This isn’t a heavy read, despite the tensions and the background; it’s about the characters and their interactions, their choices, and de Bodard writes with a light touch despite the darker themes.

The Citadel of Weeping Pearls

citadel of weeping pearls cover

Thirty years ago, threatened by an invading fleet from the Dai Viet Empire, the Citadel disappeared and was never seen again.

But now the Dai Viet Empire itself is under siege, on the verge of a war against an enemy that turns their own mindships against them; and the Empress, who once gave the order to raze the Citadel, is in desperate needs of its weapons. Meanwhile, on a small isolated space station, an engineer obsessed with the past works on a machine that will send her thirty years back, to the height of the Citadel’s power.

But the Citadel’s disappearance still extends chains of grief and regrets all the way into the fraught atmosphere of the Imperial Court; and this casual summoning of the past might have world-shattering consequences…

This is a quieter story than Red Station – or more personal. War has come to the Empire, and the Citadel of Weeping Pearls may provide a weapon that enables the Empire to fight back…but the Citadel vanished many years ago. And finding it may prove more problematic than expected…
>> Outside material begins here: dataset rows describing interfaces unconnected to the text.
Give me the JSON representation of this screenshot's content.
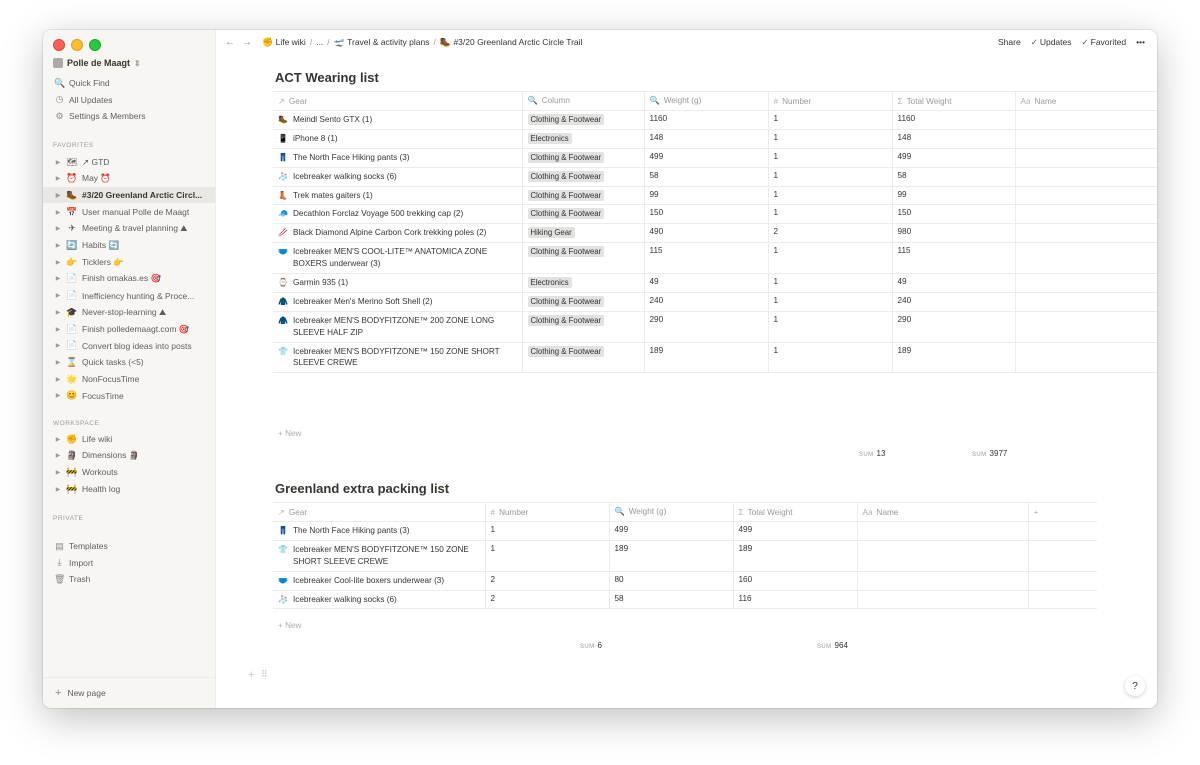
{
  "workspace": {
    "name": "Polle de Maagt"
  },
  "sidebar": {
    "top_items": [
      {
        "icon": "🔍",
        "label": "Quick Find"
      },
      {
        "icon": "◷",
        "label": "All Updates"
      },
      {
        "icon": "⚙",
        "label": "Settings & Members"
      }
    ],
    "favorites_heading": "FAVORITES",
    "favorites": [
      {
        "icon": "🗺",
        "label": "↗ GTD"
      },
      {
        "icon": "⏰",
        "label": "May ⏰"
      },
      {
        "icon": "🥾",
        "label": "#3/20 Greenland Arctic Circl..."
      },
      {
        "icon": "📅",
        "label": "User manual Polle de Maagt"
      },
      {
        "icon": "✈",
        "label": "Meeting & travel planning ⛰"
      },
      {
        "icon": "🔄",
        "label": "Habits 🔄"
      },
      {
        "icon": "👉",
        "label": "Ticklers 👉"
      },
      {
        "icon": "📄",
        "label": "Finish omakas.es 🎯"
      },
      {
        "icon": "📄",
        "label": "Inefficiency hunting & Proce..."
      },
      {
        "icon": "🎓",
        "label": "Never-stop-learning ⛰"
      },
      {
        "icon": "📄",
        "label": "Finish polledemaagt.com 🎯"
      },
      {
        "icon": "📄",
        "label": "Convert blog ideas into posts"
      },
      {
        "icon": "⌛",
        "label": "Quick tasks (<5)"
      },
      {
        "icon": "🌟",
        "label": "NonFocusTime"
      },
      {
        "icon": "😊",
        "label": "FocusTime"
      }
    ],
    "workspace_heading": "WORKSPACE",
    "workspace_items": [
      {
        "icon": "✊",
        "label": "Life wiki"
      },
      {
        "icon": "🗿",
        "label": "Dimensions 🗿"
      },
      {
        "icon": "🚧",
        "label": "Workouts"
      },
      {
        "icon": "🚧",
        "label": "Health log"
      }
    ],
    "private_heading": "PRIVATE",
    "bottom_items": [
      {
        "icon": "▤",
        "label": "Templates"
      },
      {
        "icon": "⤓",
        "label": "Import"
      },
      {
        "icon": "🗑",
        "label": "Trash"
      }
    ],
    "new_page_label": "New page"
  },
  "topbar": {
    "breadcrumbs": [
      {
        "icon": "✊",
        "label": "Life wiki"
      },
      {
        "icon": "",
        "label": "..."
      },
      {
        "icon": "🛫",
        "label": "Travel & activity plans"
      },
      {
        "icon": "🥾",
        "label": "#3/20 Greenland Arctic Circle Trail"
      }
    ],
    "share_label": "Share",
    "updates_label": "Updates",
    "favorited_label": "Favorited",
    "more_label": "•••"
  },
  "act_list": {
    "title": "ACT Wearing list",
    "columns": [
      {
        "icon": "↗",
        "label": "Gear"
      },
      {
        "icon": "🔍",
        "label": "Column"
      },
      {
        "icon": "🔍",
        "label": "Weight (g)"
      },
      {
        "icon": "#",
        "label": "Number"
      },
      {
        "icon": "Σ",
        "label": "Total Weight"
      },
      {
        "icon": "Aa",
        "label": "Name"
      }
    ],
    "rows": [
      {
        "icon": "🥾",
        "gear": "Meindl Sento GTX (1)",
        "column": "Clothing & Footwear",
        "weight": "1160",
        "number": "1",
        "total": "1160"
      },
      {
        "icon": "📱",
        "gear": "iPhone 8 (1)",
        "column": "Electronics",
        "weight": "148",
        "number": "1",
        "total": "148"
      },
      {
        "icon": "👖",
        "gear": "The North Face Hiking pants (3)",
        "column": "Clothing & Footwear",
        "weight": "499",
        "number": "1",
        "total": "499"
      },
      {
        "icon": "🧦",
        "gear": "Icebreaker walking socks (6)",
        "column": "Clothing & Footwear",
        "weight": "58",
        "number": "1",
        "total": "58"
      },
      {
        "icon": "👢",
        "gear": "Trek mates gaiters (1)",
        "column": "Clothing & Footwear",
        "weight": "99",
        "number": "1",
        "total": "99"
      },
      {
        "icon": "🧢",
        "gear": "Decathlon Forclaz Voyage 500 trekking cap (2)",
        "column": "Clothing & Footwear",
        "weight": "150",
        "number": "1",
        "total": "150"
      },
      {
        "icon": "🥢",
        "gear": "Black Diamond Alpine Carbon Cork trekking poles (2)",
        "column": "Hiking Gear",
        "weight": "490",
        "number": "2",
        "total": "980"
      },
      {
        "icon": "🩲",
        "gear": "Icebreaker MEN'S COOL-LITE™ ANATOMICA ZONE BOXERS underwear (3)",
        "column": "Clothing & Footwear",
        "weight": "115",
        "number": "1",
        "total": "115"
      },
      {
        "icon": "⌚",
        "gear": "Garmin 935 (1)",
        "column": "Electronics",
        "weight": "49",
        "number": "1",
        "total": "49"
      },
      {
        "icon": "🧥",
        "gear": "Icebreaker Men's Merino Soft Shell (2)",
        "column": "Clothing & Footwear",
        "weight": "240",
        "number": "1",
        "total": "240"
      },
      {
        "icon": "🧥",
        "gear": "Icebreaker MEN'S BODYFITZONE™ 200 ZONE LONG SLEEVE HALF ZIP",
        "column": "Clothing & Footwear",
        "weight": "290",
        "number": "1",
        "total": "290"
      },
      {
        "icon": "👕",
        "gear": "Icebreaker MEN'S BODYFITZONE™ 150 ZONE SHORT SLEEVE CREWE",
        "column": "Clothing & Footwear",
        "weight": "189",
        "number": "1",
        "total": "189"
      }
    ],
    "new_label": "New",
    "sum_label": "SUM",
    "sum_number": "13",
    "sum_total": "3977"
  },
  "extra_list": {
    "title": "Greenland extra packing list",
    "columns": [
      {
        "icon": "↗",
        "label": "Gear"
      },
      {
        "icon": "#",
        "label": "Number"
      },
      {
        "icon": "🔍",
        "label": "Weight (g)"
      },
      {
        "icon": "Σ",
        "label": "Total Weight"
      },
      {
        "icon": "Aa",
        "label": "Name"
      },
      {
        "icon": "+",
        "label": ""
      }
    ],
    "rows": [
      {
        "icon": "👖",
        "gear": "The North Face Hiking pants (3)",
        "number": "1",
        "weight": "499",
        "total": "499"
      },
      {
        "icon": "👕",
        "gear": "Icebreaker MEN'S BODYFITZONE™ 150 ZONE SHORT SLEEVE CREWE",
        "number": "1",
        "weight": "189",
        "total": "189"
      },
      {
        "icon": "🩲",
        "gear": "Icebreaker Cool-lite boxers underwear (3)",
        "number": "2",
        "weight": "80",
        "total": "160"
      },
      {
        "icon": "🧦",
        "gear": "Icebreaker walking socks (6)",
        "number": "2",
        "weight": "58",
        "total": "116"
      }
    ],
    "new_label": "New",
    "sum_label": "SUM",
    "sum_number": "6",
    "sum_total": "964"
  },
  "help_label": "?"
}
I love the way the personal relationships dominate this story; both of the main threads want to find the Citadel for their own personal reasons, even though it’s a scientific challenge and a military necessity respectively; one protagonist has lost her mother, the other her daughter. And it’s these tugs that pull the story onwards; never dramatic and always told with a light hand, but with some thoughtful threads and wonderful worldbuilding wound in. I liked the ending of this, too – no spoilers, but just to say that I liked that everything wasn’t neatly tied into a solution.
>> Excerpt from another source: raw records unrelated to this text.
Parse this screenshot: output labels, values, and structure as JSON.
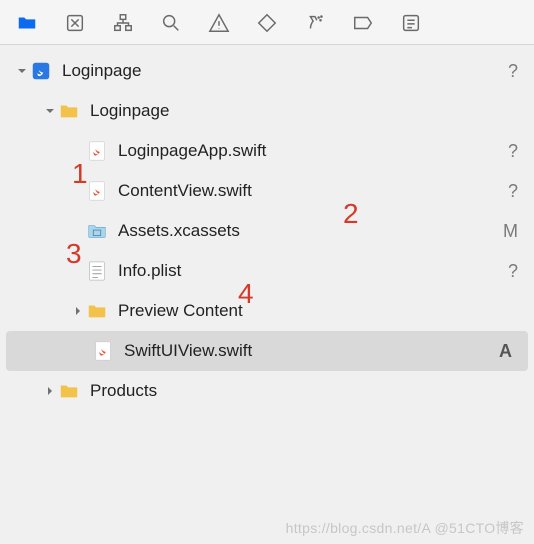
{
  "toolbar": {
    "icons": [
      "folder",
      "box-x",
      "hierarchy",
      "search",
      "warning",
      "diamond",
      "spray",
      "tag",
      "list"
    ]
  },
  "tree": {
    "root": {
      "label": "Loginpage",
      "status": "?",
      "expanded": true,
      "children": {
        "loginpage_folder": {
          "label": "Loginpage",
          "expanded": true,
          "items": [
            {
              "label": "LoginpageApp.swift",
              "status": "?",
              "type": "swift"
            },
            {
              "label": "ContentView.swift",
              "status": "?",
              "type": "swift"
            },
            {
              "label": "Assets.xcassets",
              "status": "M",
              "type": "assets"
            },
            {
              "label": "Info.plist",
              "status": "?",
              "type": "plist"
            },
            {
              "label": "Preview Content",
              "status": "",
              "type": "folder",
              "hasChildren": true
            },
            {
              "label": "SwiftUIView.swift",
              "status": "A",
              "type": "swift",
              "selected": true
            }
          ]
        },
        "products": {
          "label": "Products",
          "expanded": false
        }
      }
    }
  },
  "annotations": {
    "a1": "1",
    "a2": "2",
    "a3": "3",
    "a4": "4"
  },
  "watermark": "https://blog.csdn.net/A @51CTO博客"
}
Together, all three novellas make a lovely collection that expands the universe every time you read them – and I sincerely hope there will be more in the same universe to come!

Review: Moonshine

Moonshine by Jasmine Gower

In the flourishing metropolis of Soot City (a warped version of 1920s Chicago), progressive ideals reign and the old ways of magic and liquid mana are forbidden. Daisy Dell is a Modern Girl – stylish, educated and independent – keen to establish herself in the city but reluctant to give up the taboo magic inherited from her grandmother.

Her new job takes her to unexpected places, and she gets more attention than she had hoped for. When bounty hunters start combing the city for magicians, Daisy must decide whether to stay with her new employer – even if it means revealing the grim source of her occult powers.

Very nicely captures the 1920s air; the new women wanting to work, going out drinking and dancing, playing games and cards – and drinking is a taboo pleasure found in underground bars.

And when Daisy’s new employer turns out to be a bootleg creator of mana, everything gets that little bit more complicated…

The political and social aspects of the city are woven together very nicely, and the everyday working lives and party lifestyles of the characters contrast well; Daisy’s small flat and I-bought-this-in-a-charity-bin dress don’t matter when she’s partying with the smart set, gambling and drinking. She’s a fun heroine; resourceful, smart, a new girl making her own way – and someone with their own secrets to hide; secrets that end up holding a rather more deadly secret of their own making. The simple administrative job ends up catching everyone around her in a web involving gambling, secrets, faeries, assassins – and murder.

Moonshine didn’t catch my imagination as I’d hoped it would; it’s well written and captures the world nicely, but my overwhelming feel for the book is of character tangles rather than the Roaring Twenties, which is a shame. The characters are nicely rounded and there’s some fun moments, and the plot rattles along with some interesting bumps. I’m hoping there will be a second in the series – it would be nice to see some of the wider world and more of the effects of the discoveries from the first book, if they do end up echoing out at all.

So, a nice concept and well-written, but not one that grabbed my imagination.